HELENA, Mont. (AP) — Residents living within a Montana Superfund site can move forward with their efforts to get the Atlantic Richfield Co. to pay for a better cleanup of arsenic left on their property after a century of copper smelting, the Montana Supreme Court ruled Friday.
The ruling sets the stage for a trial in state court in a 2008 lawsuit brought by about 100 residents from the Opportunity area in southwestern Montana.
Arco sought to have the lawsuit thrown out, arguing it was already complying with a federal cleanup plan approved by the Environmental Protection Agency.
The EPA says arsenic levels below 250 parts per million are safe for residential soils.
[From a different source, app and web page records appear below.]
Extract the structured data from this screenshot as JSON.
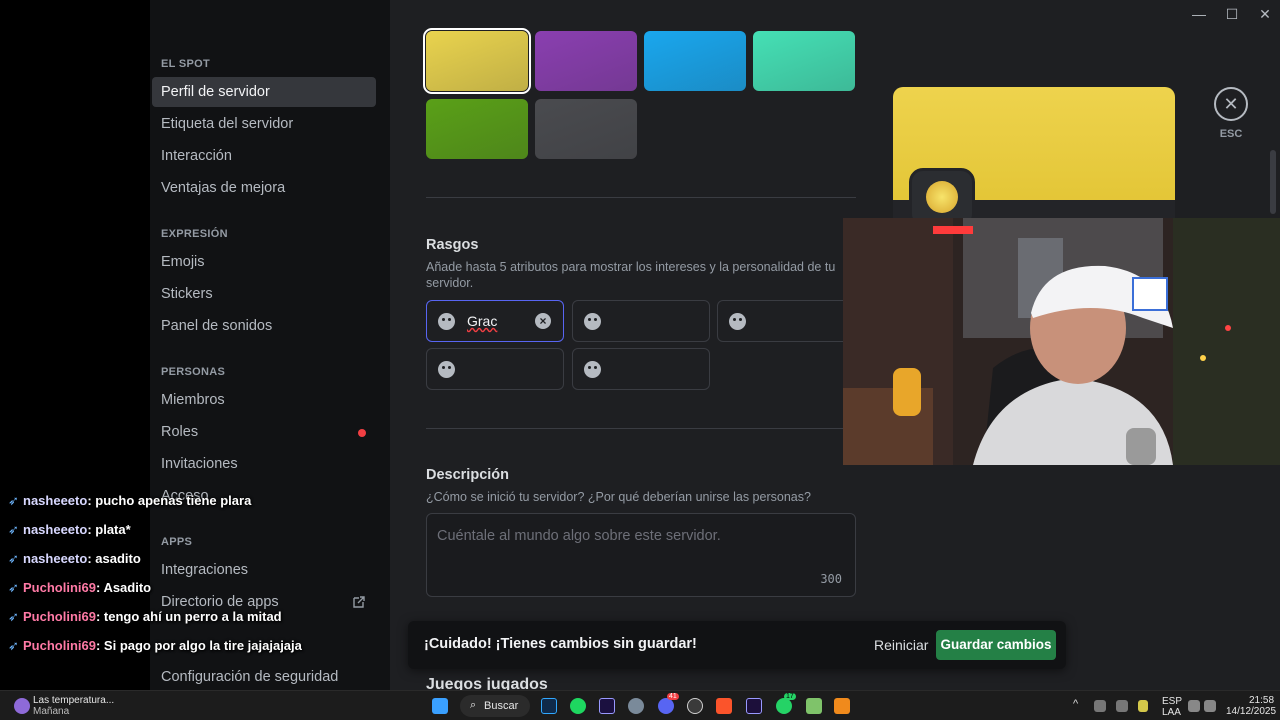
{
  "window": {
    "minimize": "—",
    "maximize": "☐",
    "close": "✕"
  },
  "sidebar": {
    "sections": [
      {
        "title": "EL SPOT",
        "items": [
          "Perfil de servidor",
          "Etiqueta del servidor",
          "Interacción",
          "Ventajas de mejora"
        ]
      },
      {
        "title": "EXPRESIÓN",
        "items": [
          "Emojis",
          "Stickers",
          "Panel de sonidos"
        ]
      },
      {
        "title": "PERSONAS",
        "items": [
          "Miembros",
          "Roles",
          "Invitaciones",
          "Acceso"
        ]
      },
      {
        "title": "APPS",
        "items": [
          "Integraciones",
          "Directorio de apps"
        ]
      },
      {
        "title": "",
        "items": [
          "Configuración de seguridad"
        ]
      }
    ],
    "active_item": "Perfil de servidor"
  },
  "colors": {
    "swatches": [
      "#e9d34e",
      "#8a3fb0",
      "#1aa7ee",
      "#45e0b5",
      "#5aa018",
      "#4a4b4f"
    ],
    "accent": "#5865f2",
    "save_button": "#248046"
  },
  "traits": {
    "title": "Rasgos",
    "description": "Añade hasta 5 atributos para mostrar los intereses y la personalidad de tu servidor.",
    "active_value": "Grac",
    "slots": 5
  },
  "description": {
    "title": "Descripción",
    "subtitle": "¿Cómo se inició tu servidor? ¿Por qué deberían unirse las personas?",
    "placeholder": "Cuéntale al mundo algo sobre este servidor.",
    "counter": "300"
  },
  "next_section": "Juegos jugados",
  "preview": {
    "esc_label": "ESC"
  },
  "unsaved_bar": {
    "message": "¡Cuidado! ¡Tienes cambios sin guardar!",
    "reset_label": "Reiniciar",
    "save_label": "Guardar cambios"
  },
  "chat": [
    {
      "user": "nasheeeto",
      "text": "pucho apenas tiene plara"
    },
    {
      "user": "nasheeeto",
      "text": "plata*"
    },
    {
      "user": "nasheeeto",
      "text": "asadito"
    },
    {
      "user": "Pucholini69",
      "text": "Asadito"
    },
    {
      "user": "Pucholini69",
      "text": "tengo ahí un perro a la mitad"
    },
    {
      "user": "Pucholini69",
      "text": "Si pago por algo la tire jajajajaja"
    }
  ],
  "taskbar": {
    "weather_title": "Las temperatura...",
    "weather_sub": "Mañana",
    "search_label": "Buscar",
    "lang_top": "ESP",
    "lang_bottom": "LAA",
    "time": "21:58",
    "date": "14/12/2025",
    "badge_discord": "41",
    "badge_whatsapp": "17",
    "icons": [
      "windows-icon",
      "photoshop-icon",
      "spotify-icon",
      "after-effects-icon",
      "settings-icon",
      "discord-icon",
      "obs-icon",
      "brave-icon",
      "premiere-icon",
      "whatsapp-icon",
      "notepad-icon",
      "fl-studio-icon"
    ]
  }
}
Arco argued federal law prohibited state lawsuits from interfering with an ongoing cleanup.
The Montana Supreme Court, in its 6-1 ruling, found that Superfund law does not prevent private landowners from seeking damages from another private party for the purpose of restoring their own private property.
The residents want their property restored to the normal amount of arsenic in area soil — about 25 parts per million.
Attorneys Mark Kovacich and Justin Stalpes, who represent the Opportunity residents, tell The Montana Standard that the decision sets a precedent that could affect all Superfund cleanups.